Wild Geranium leaves
Wild geranium is a powerful astringent, used by the Cherokee and early settlers and can staunch discharges and stop bleeding.  Always use fresh leaves for poultices. It can also be used internally to reduce excessive mucous and diarrhea.  The whole plant can be used, harvested in late summer.

Coneflower
Is this Silvery checkerspot self-medicating?
Smooth coneflower/purple coneflower (Echinacea sp.) is useful for immune boosting properties, with scientifically backed claims.  The Midwest Plains tribes used it for coughs and sore throats.

Horsemint (Spotted beebalm)
Horse mint or spotted beebalm is an effective digestive aid.  It contains thymol, also found in thyme, a powerful antiseptic/antibacterial.  It is found in mouthwashes.  Native Americans would chew it up and swish with water to cure infections or sores in the mouth.

Beebalm
Beebalm is used as a digestive aid for cramps, bloat, stomach ache.  It also contains thymol.

Elderberry
Elderberry has a long history in Appalachian folk medicine.  Elderberry syrup was used as an immune booster and antiviral. It would help fight colds and flu.  The flowers and berries have the antiviral properties and are used to make the syrup.  The bark was used by Native Americans to induce vomiting.

Passionflower
Purple Passionflower vine is used to make tinctures and teas to promote relaxation.  It's a nervine, as well as a antispasmotic and mild sedative.   It is used for troubled sleeping and insomnia, and is a quick remedy anti-anxiety aid.

[On the way back to the Arbor we encountered many newly metamorphosed American toads , Bufo (Anaxyrus) americanus, prompting many Ramblers to wonder where they came from. Various low-lying areas on the flood plain retain water for several months after heavy rains. This is enough time for the early breeding American toad tadpoles to metamorphose into the tiny toadlets we saw today. Being so small, they can only be active on the surface under conditions of high humidity, otherwise they would lose too much body water by evaporation. So they hop around on cool, damp mornings, looking for small insects to eat. The wetter the forest floor the longer and further they can forage. Their problem arises when the sun comes out again. The leaf litter on the forest floor will begin to dry out and the toadlets will have to find shelter to avoid fatal dessication. Many that have wandered too far from the flood plain pools will die from water loss before they can find a suitably moist hiding place. The mortality rate of newly metamorphosed toads is enormous, but that leaves a lot of food for the survivors to eat.(dh)]

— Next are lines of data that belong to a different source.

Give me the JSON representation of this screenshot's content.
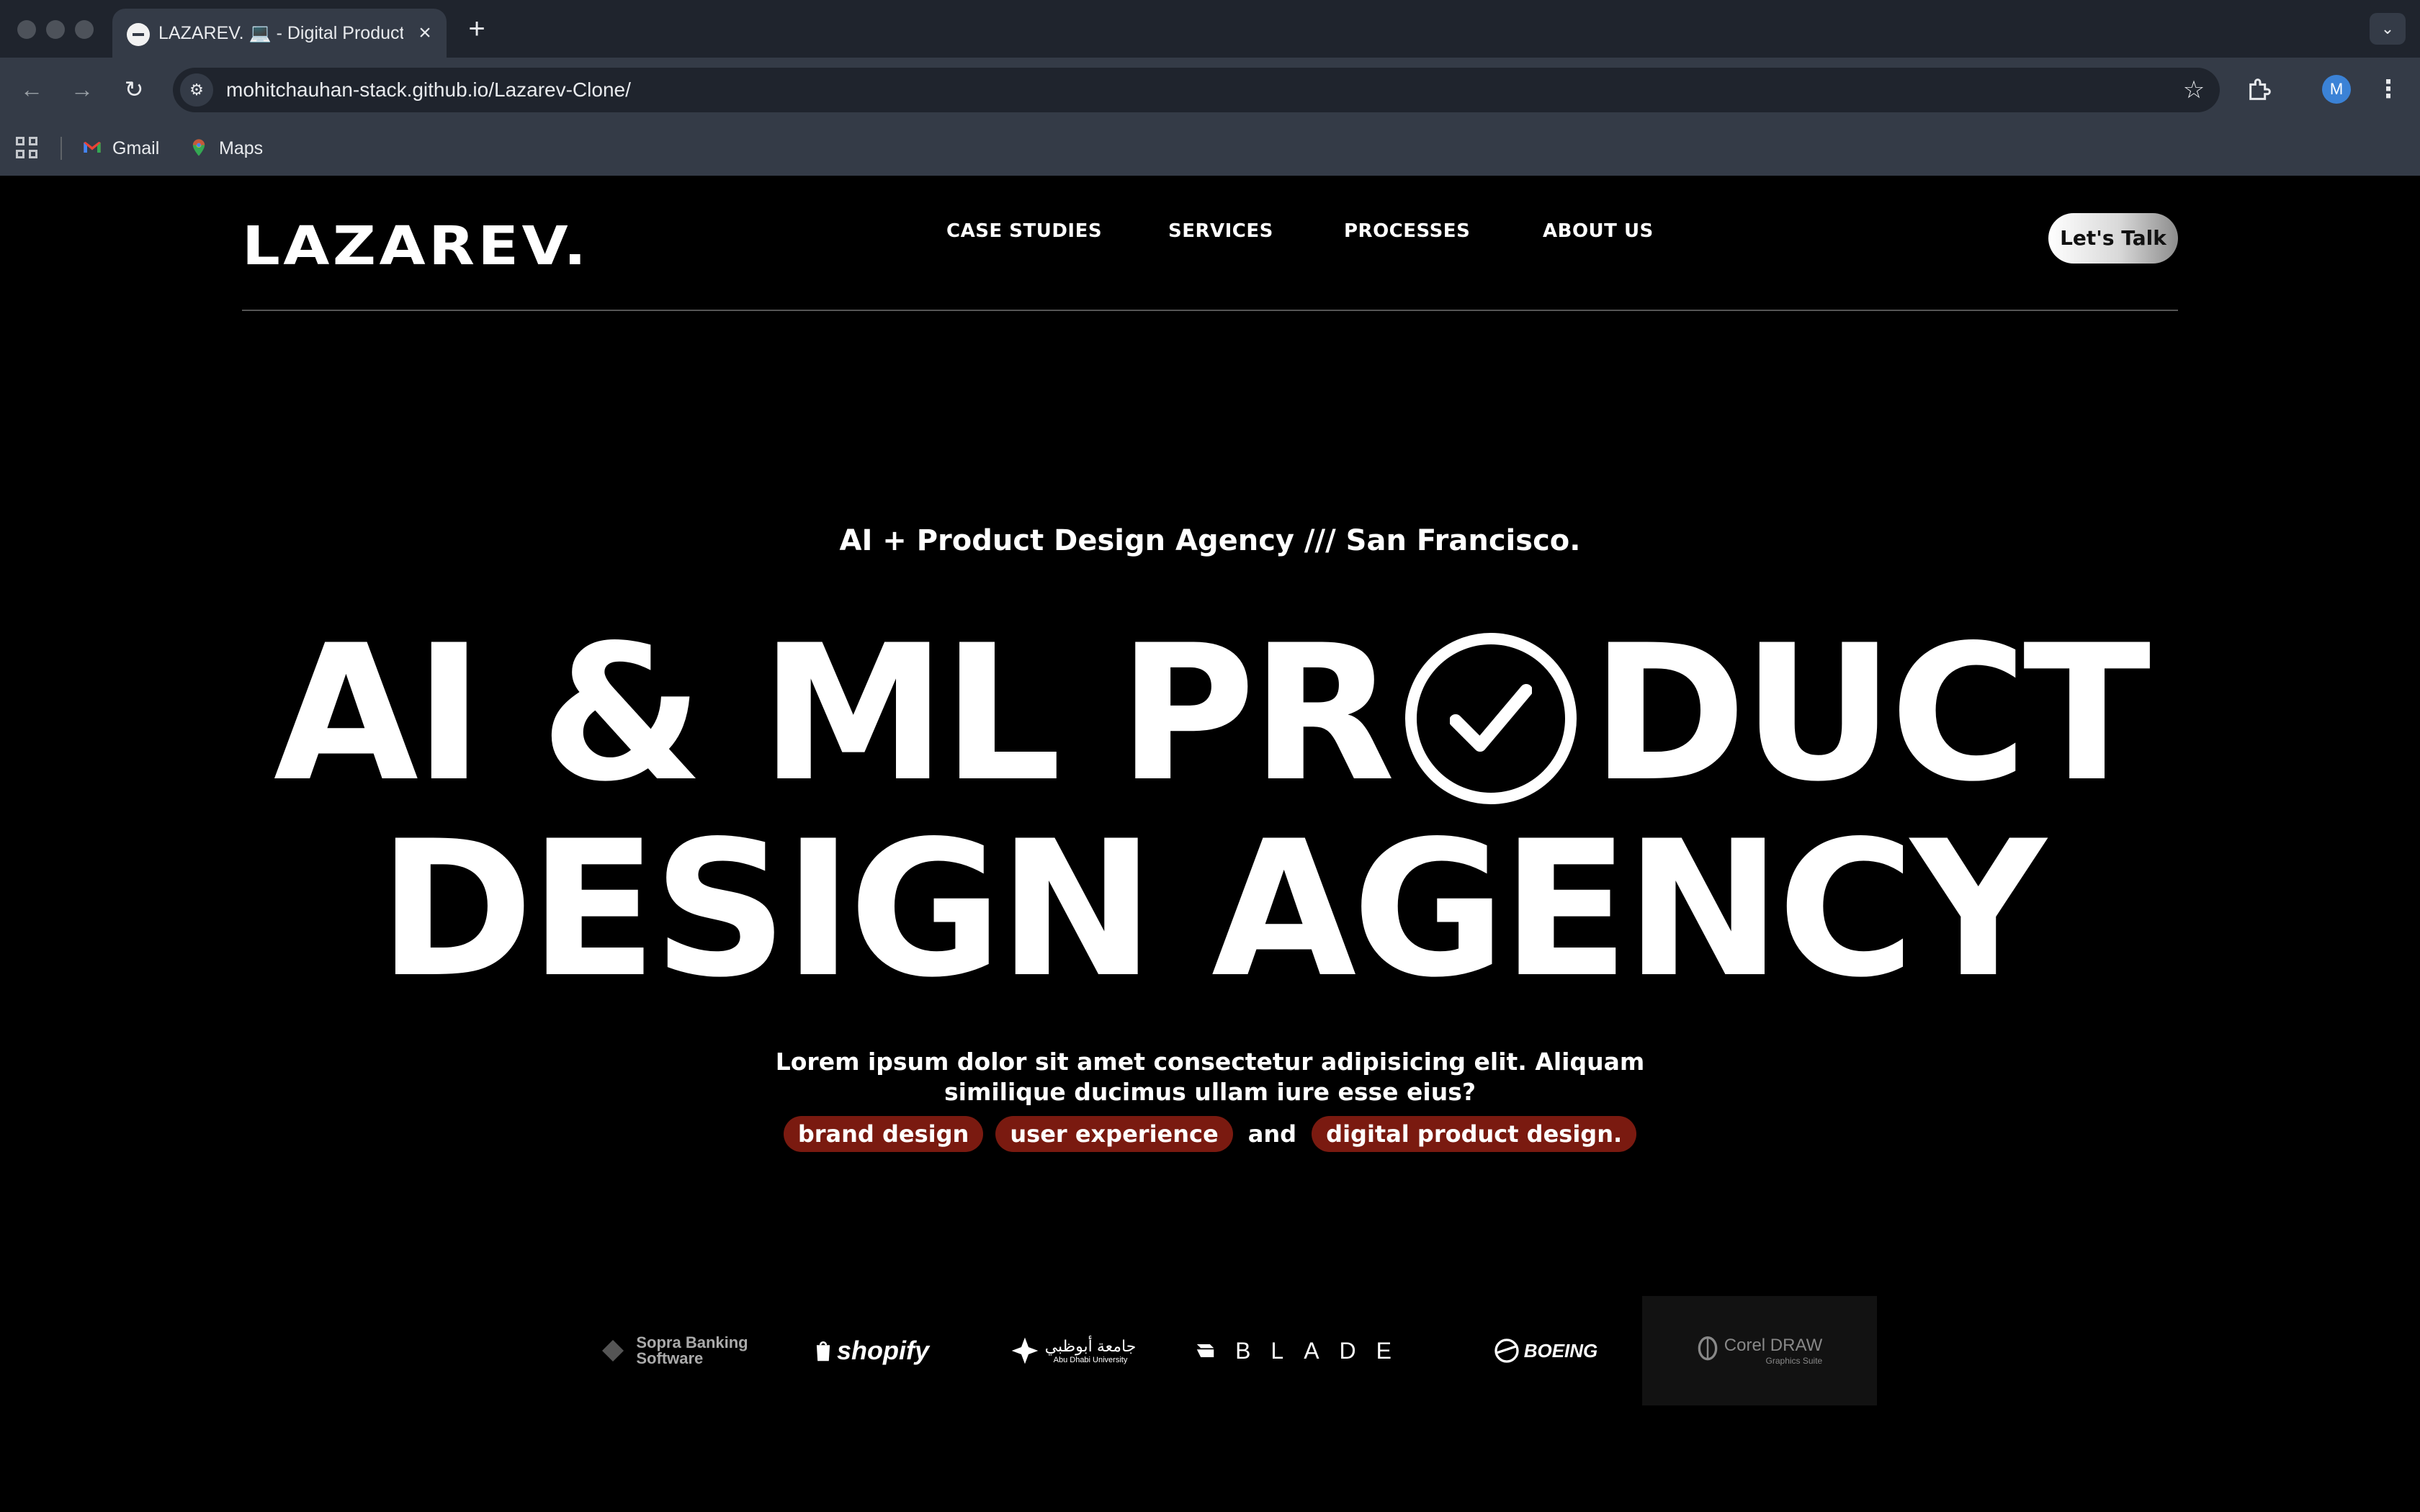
{
  "browser": {
    "tab_title": "LAZAREV. 💻 - Digital Product Design Agency",
    "tab_close": "×",
    "new_tab": "+",
    "url_host": "mohitchauhan-stack.github.io",
    "url_path": "/Lazarev-Clone/",
    "profile_initial": "M",
    "bookmarks": [
      {
        "label": "Gmail",
        "icon": "gmail-icon"
      },
      {
        "label": "Maps",
        "icon": "maps-pin-icon"
      }
    ]
  },
  "site": {
    "logo": "LAZAREV.",
    "nav": [
      "CASE STUDIES",
      "SERVICES",
      "PROCESSES",
      "ABOUT US"
    ],
    "cta": "Let's Talk",
    "tagline": "AI + Product Design Agency /// San Francisco.",
    "headline_line1_a": "AI & ML PR",
    "headline_line1_b": "DUCT",
    "headline_line2": "DESIGN AGENCY",
    "description": "Lorem ipsum dolor sit amet consectetur adipisicing elit. Aliquam similique ducimus ullam iure esse eius?",
    "chips": [
      "brand design",
      "user experience",
      "digital product design."
    ],
    "chips_connector": "and",
    "client_logos": [
      {
        "name": "Sopra Banking Software",
        "line1": "Sopra Banking",
        "line2": "Software"
      },
      {
        "name": "shopify"
      },
      {
        "name": "Abu Dhabi University",
        "arabic": "جامعة أبوظبي",
        "english": "Abu Dhabi University"
      },
      {
        "name": "BLADE"
      },
      {
        "name": "BOEING"
      },
      {
        "name": "Corel DRAW",
        "sub": "Graphics Suite"
      }
    ]
  },
  "colors": {
    "chip_bg": "#7a1a10",
    "page_bg": "#000000",
    "chrome_bg": "#343b47"
  }
}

DUNSON GARDEN NATIVE MEDICINAL PLANT LIST:

Solomon's Seal
Polygonatum biflorum
Black Cohosh
Acteaea racemosa
=
Cimicifuga racemosa
Maidenhair Fern
Adiantum pedatum
Partridgeberry
Mitchella repens
Wild Geranium
Geranium maculatum
Bloodroot
Sanguinaria canadensis
Spicebush
Lindera benzoin
Goldenseal
Hydrastis canadensis
Am. Witch Hazel
Hamamelis virginiana
Mayapple
Podophyllum peltatum
Pipsissewa
Chimaphila maculata
Jewelweed
Impatiens capensis
Greater Horsetail
Equisetum hyemale
Yellowroot
Xanthorhiza simplicissima
Echinacea
Echinacea purpurea
Beebalm
Monarda didyama
Horsemint
Spotted Beebalm
Monarda punctata
Elderberry
American Elder
Sambucus canadensis
Mountain Mint
Pycanthemum virginianum
also P. incanum, etc.
(P. muticum is toxic)
Passionflower
Passiflora incarnata

No comments:

Post a Comment

Post a comment